Going back, the first serious efforts on local varieties preservation were established by organizations such as the alternative community of Peliti which holds now the biggest local seed exchange network in Greece, followed by other local corresponded networks and community seed banks. Peliti organizes a popular seed exchange festival held annually, gathering thousands of seed savers and gardeners, freequently with participation of seed activists from abroad. Then, there's Aegilops Network focusing mostly on wheat varieties and following a most scientific approach on agrobiodiversity conservation, Archipelago, an environmental n.g.o. with an extended seed bank of varieties of islands of the Aegean, or again Maich institute in Crete holding a well established seed bank.

Some years ago as well, a formal representation of the groups above have been achieved within the Consultative Group on Plant Genetic Materials, coordinated by the Ministry of  Agriculture. Purpose of such a  move was to extinguish the seed-industry's influence on decision making proposals which would guarantee the rights of farmers particularly in relation to seed preservation on the farm, and free use of agricultural biodiversity.  Further similar effort are currently focusing on uniting the voices on a national and European level.

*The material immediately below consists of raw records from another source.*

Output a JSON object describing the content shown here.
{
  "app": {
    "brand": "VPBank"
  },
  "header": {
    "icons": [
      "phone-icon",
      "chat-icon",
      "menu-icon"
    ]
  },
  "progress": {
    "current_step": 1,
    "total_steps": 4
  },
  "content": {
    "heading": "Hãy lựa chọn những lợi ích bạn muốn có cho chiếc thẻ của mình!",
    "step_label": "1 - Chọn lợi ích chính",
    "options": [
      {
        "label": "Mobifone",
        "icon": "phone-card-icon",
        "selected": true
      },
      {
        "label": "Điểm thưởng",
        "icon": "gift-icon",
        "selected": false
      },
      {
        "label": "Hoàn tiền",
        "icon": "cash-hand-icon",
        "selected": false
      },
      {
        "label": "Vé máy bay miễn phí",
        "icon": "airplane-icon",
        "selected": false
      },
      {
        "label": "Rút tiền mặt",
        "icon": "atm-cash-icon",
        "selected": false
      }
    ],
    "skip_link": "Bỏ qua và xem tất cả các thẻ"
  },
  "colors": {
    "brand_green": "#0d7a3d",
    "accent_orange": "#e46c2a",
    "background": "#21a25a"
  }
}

In real time
So, is it all about a rural revival and concrete turn of Greek agriculture towards local resources, food sovereignty, and small-scale development? Rather not, or perhaps it's too early to say. However, comparing to former times, movements concentrating and spreading the word on such issues, has gained much ground, in theory and rural practice. Financial turbulence have been proven disastrous for public sector, dragging along state support on genetic material preservation. It has been though an appropriate substrate for Greeks, especially the younger, to contemplate on values and mentality previously glorified. Not a few, seek now sustaining all elements that would potentially become the basis of a decent and viable way of living for them, closer to natural processes and self-sufficiency. And seed saving is surely high-listed as part of it. 


Read further:

-"The End of farm-saved Seeds?" brochure (English)  here

Vassilis Gkisakis
June 2012





-1st: Preperation of seed spreading following natural farming method (Courtesy of Permaculture-Greece)


-2nd: Local variety lentil harvest on Lefkada Island-Eglouvi (Courtesy of Eleonora Fiorou- The Englouvi plateau-code ILL 293 documentary)


-3rd: Poster of 1st International Seed days of Peliti (courtesy of Peliti)



With special thanks to J.C. and C.L.